Task brief =
Your copy should match the records below exactly, except for the pictures.

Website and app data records
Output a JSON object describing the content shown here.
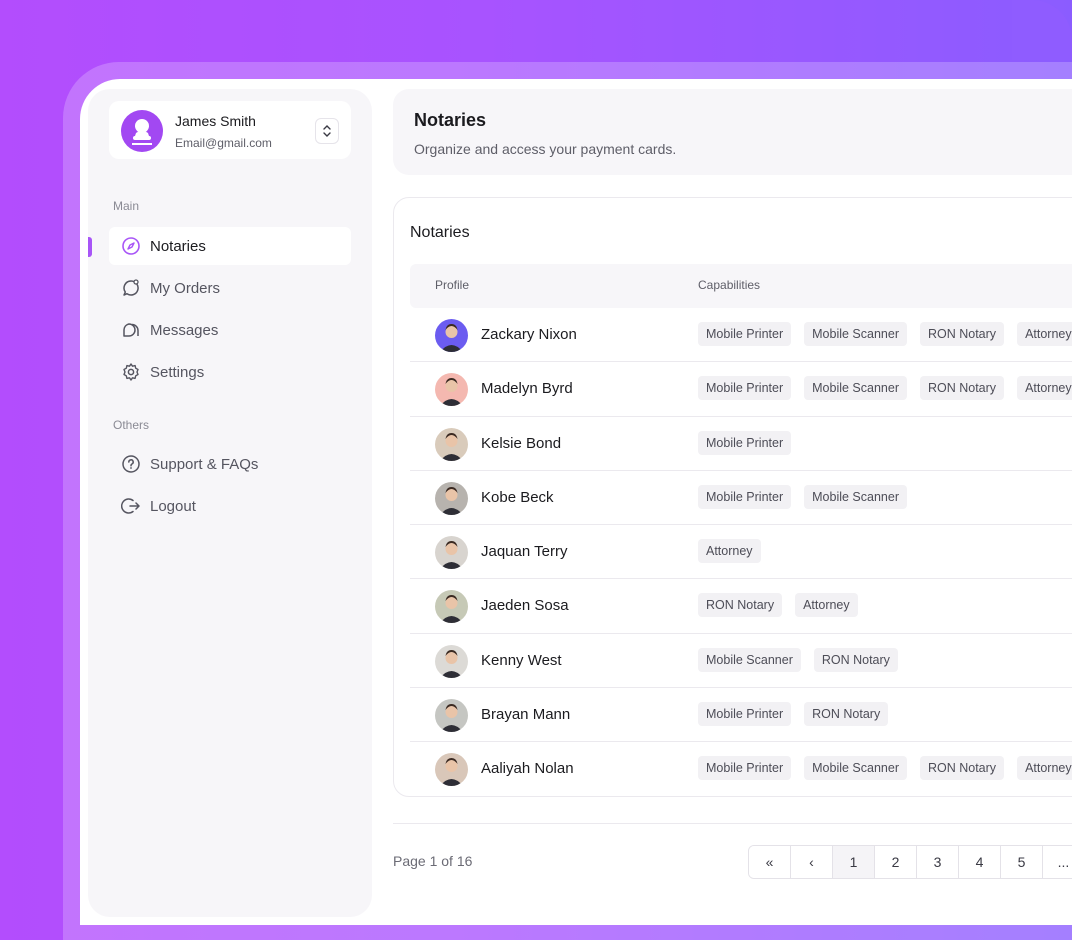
{
  "user": {
    "name": "James Smith",
    "email": "Email@gmail.com"
  },
  "sidebar": {
    "main_label": "Main",
    "others_label": "Others",
    "items": [
      {
        "label": "Notaries",
        "icon": "compass-icon",
        "active": true
      },
      {
        "label": "My Orders",
        "icon": "chat-bubble-icon",
        "active": false
      },
      {
        "label": "Messages",
        "icon": "messages-icon",
        "active": false
      },
      {
        "label": "Settings",
        "icon": "gear-icon",
        "active": false
      }
    ],
    "others": [
      {
        "label": "Support & FAQs",
        "icon": "question-circle-icon"
      },
      {
        "label": "Logout",
        "icon": "logout-icon"
      }
    ]
  },
  "header": {
    "title": "Notaries",
    "subtitle": "Organize and access your payment cards."
  },
  "table": {
    "title": "Notaries",
    "columns": [
      "Profile",
      "Capabilities"
    ],
    "rows": [
      {
        "name": "Zackary Nixon",
        "tags": [
          "Mobile Printer",
          "Mobile Scanner",
          "RON Notary",
          "Attorney"
        ],
        "avatar_color": "#6b5cf0"
      },
      {
        "name": "Madelyn Byrd",
        "tags": [
          "Mobile Printer",
          "Mobile Scanner",
          "RON Notary",
          "Attorney"
        ],
        "avatar_color": "#f4b8b0"
      },
      {
        "name": "Kelsie Bond",
        "tags": [
          "Mobile Printer"
        ],
        "avatar_color": "#d9cbbb"
      },
      {
        "name": "Kobe Beck",
        "tags": [
          "Mobile Printer",
          "Mobile Scanner"
        ],
        "avatar_color": "#b7b3ae"
      },
      {
        "name": "Jaquan Terry",
        "tags": [
          "Attorney"
        ],
        "avatar_color": "#d8d4cf"
      },
      {
        "name": "Jaeden Sosa",
        "tags": [
          "RON Notary",
          "Attorney"
        ],
        "avatar_color": "#c6c9b6"
      },
      {
        "name": "Kenny West",
        "tags": [
          "Mobile Scanner",
          "RON Notary"
        ],
        "avatar_color": "#dcdad6"
      },
      {
        "name": "Brayan Mann",
        "tags": [
          "Mobile Printer",
          "RON Notary"
        ],
        "avatar_color": "#c5c6c2"
      },
      {
        "name": "Aaliyah Nolan",
        "tags": [
          "Mobile Printer",
          "Mobile Scanner",
          "RON Notary",
          "Attorney"
        ],
        "avatar_color": "#d9c7b9"
      }
    ]
  },
  "pagination": {
    "info": "Page 1 of 16",
    "first": "«",
    "prev": "‹",
    "pages": [
      "1",
      "2",
      "3",
      "4",
      "5",
      "..."
    ],
    "current": "1"
  },
  "colors": {
    "accent": "#a855f7",
    "background_gradient_start": "#b34dfd",
    "background_gradient_end": "#8b5cff"
  }
}
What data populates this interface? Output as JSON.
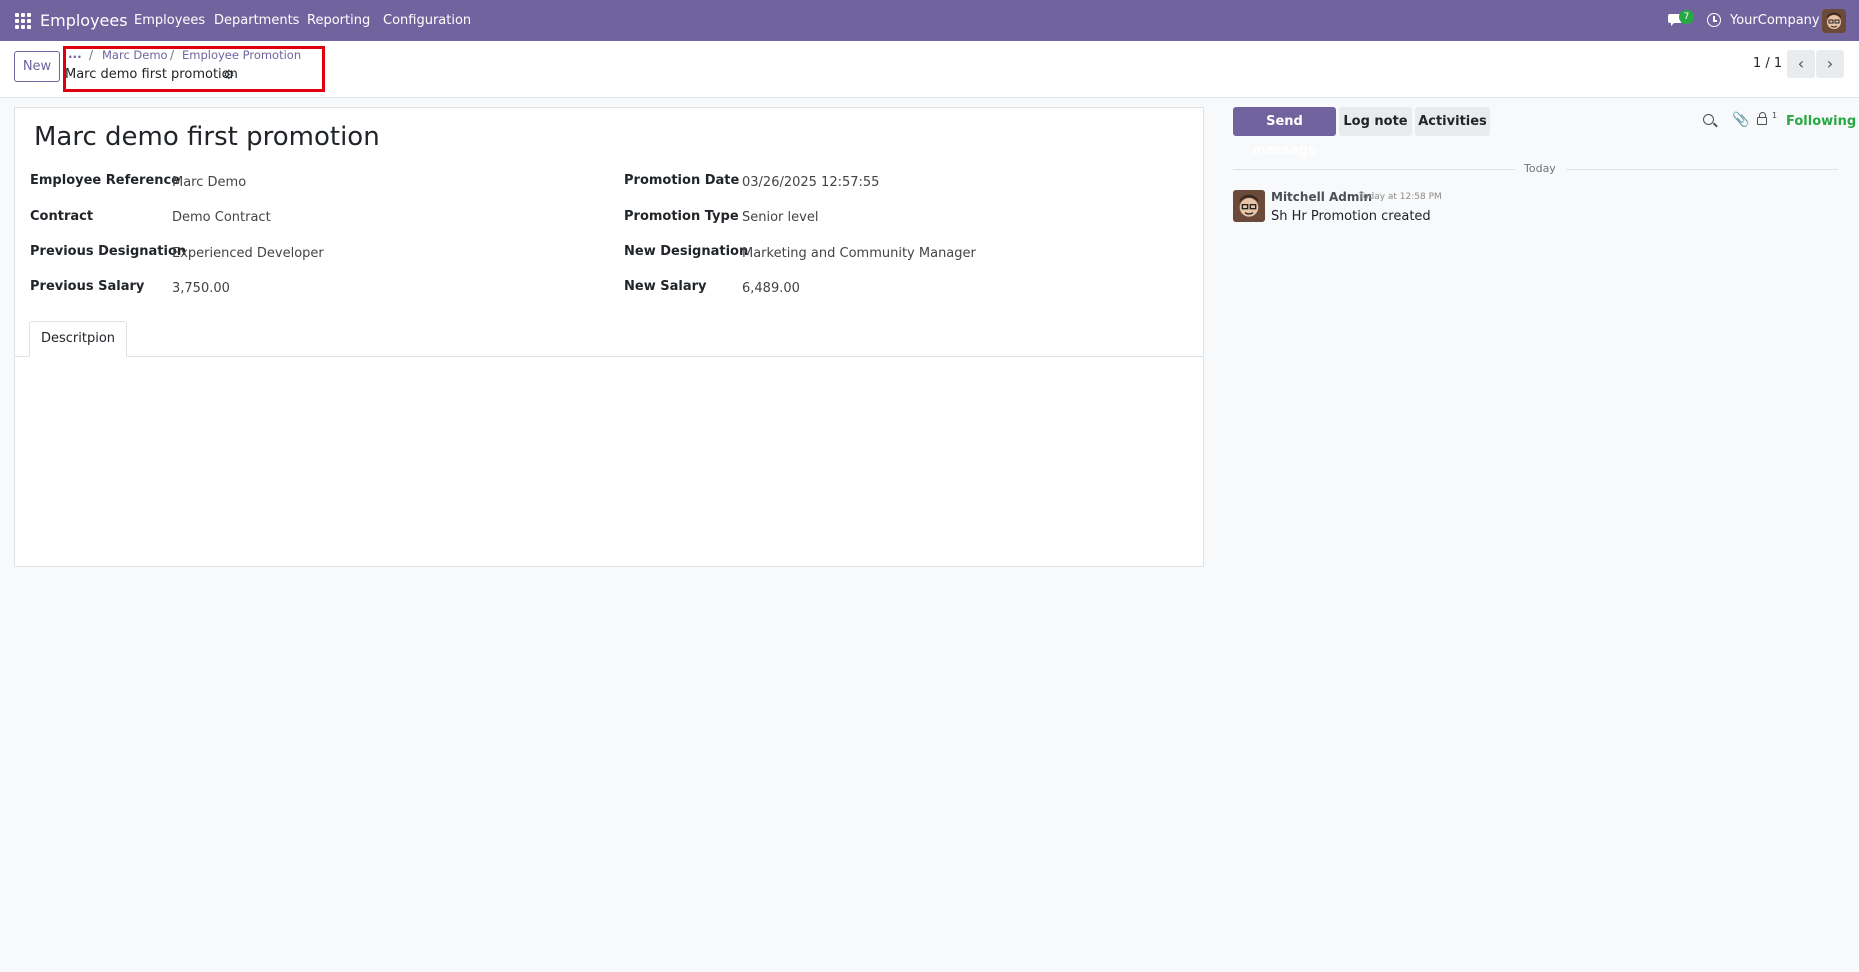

Exercise result =
Output a JSON object describing the content shown here.
{
  "user": {
    "name": "James Smith",
    "email": "Email@gmail.com"
  },
  "sidebar": {
    "main_label": "Main",
    "others_label": "Others",
    "items": [
      {
        "label": "Notaries",
        "icon": "compass-icon",
        "active": true
      },
      {
        "label": "My Orders",
        "icon": "chat-bubble-icon",
        "active": false
      },
      {
        "label": "Messages",
        "icon": "messages-icon",
        "active": false
      },
      {
        "label": "Settings",
        "icon": "gear-icon",
        "active": false
      }
    ],
    "others": [
      {
        "label": "Support & FAQs",
        "icon": "question-circle-icon"
      },
      {
        "label": "Logout",
        "icon": "logout-icon"
      }
    ]
  },
  "header": {
    "title": "Notaries",
    "subtitle": "Organize and access your payment cards."
  },
  "table": {
    "title": "Notaries",
    "columns": [
      "Profile",
      "Capabilities"
    ],
    "rows": [
      {
        "name": "Zackary Nixon",
        "tags": [
          "Mobile Printer",
          "Mobile Scanner",
          "RON Notary",
          "Attorney"
        ],
        "avatar_color": "#6b5cf0"
      },
      {
        "name": "Madelyn Byrd",
        "tags": [
          "Mobile Printer",
          "Mobile Scanner",
          "RON Notary",
          "Attorney"
        ],
        "avatar_color": "#f4b8b0"
      },
      {
        "name": "Kelsie Bond",
        "tags": [
          "Mobile Printer"
        ],
        "avatar_color": "#d9cbbb"
      },
      {
        "name": "Kobe Beck",
        "tags": [
          "Mobile Printer",
          "Mobile Scanner"
        ],
        "avatar_color": "#b7b3ae"
      },
      {
        "name": "Jaquan Terry",
        "tags": [
          "Attorney"
        ],
        "avatar_color": "#d8d4cf"
      },
      {
        "name": "Jaeden Sosa",
        "tags": [
          "RON Notary",
          "Attorney"
        ],
        "avatar_color": "#c6c9b6"
      },
      {
        "name": "Kenny West",
        "tags": [
          "Mobile Scanner",
          "RON Notary"
        ],
        "avatar_color": "#dcdad6"
      },
      {
        "name": "Brayan Mann",
        "tags": [
          "Mobile Printer",
          "RON Notary"
        ],
        "avatar_color": "#c5c6c2"
      },
      {
        "name": "Aaliyah Nolan",
        "tags": [
          "Mobile Printer",
          "Mobile Scanner",
          "RON Notary",
          "Attorney"
        ],
        "avatar_color": "#d9c7b9"
      }
    ]
  },
  "pagination": {
    "info": "Page 1 of 16",
    "first": "«",
    "prev": "‹",
    "pages": [
      "1",
      "2",
      "3",
      "4",
      "5",
      "..."
    ],
    "current": "1"
  },
  "colors": {
    "accent": "#a855f7",
    "background_gradient_start": "#b34dfd",
    "background_gradient_end": "#8b5cff"
  }
}
What data populates this interface? Output as JSON.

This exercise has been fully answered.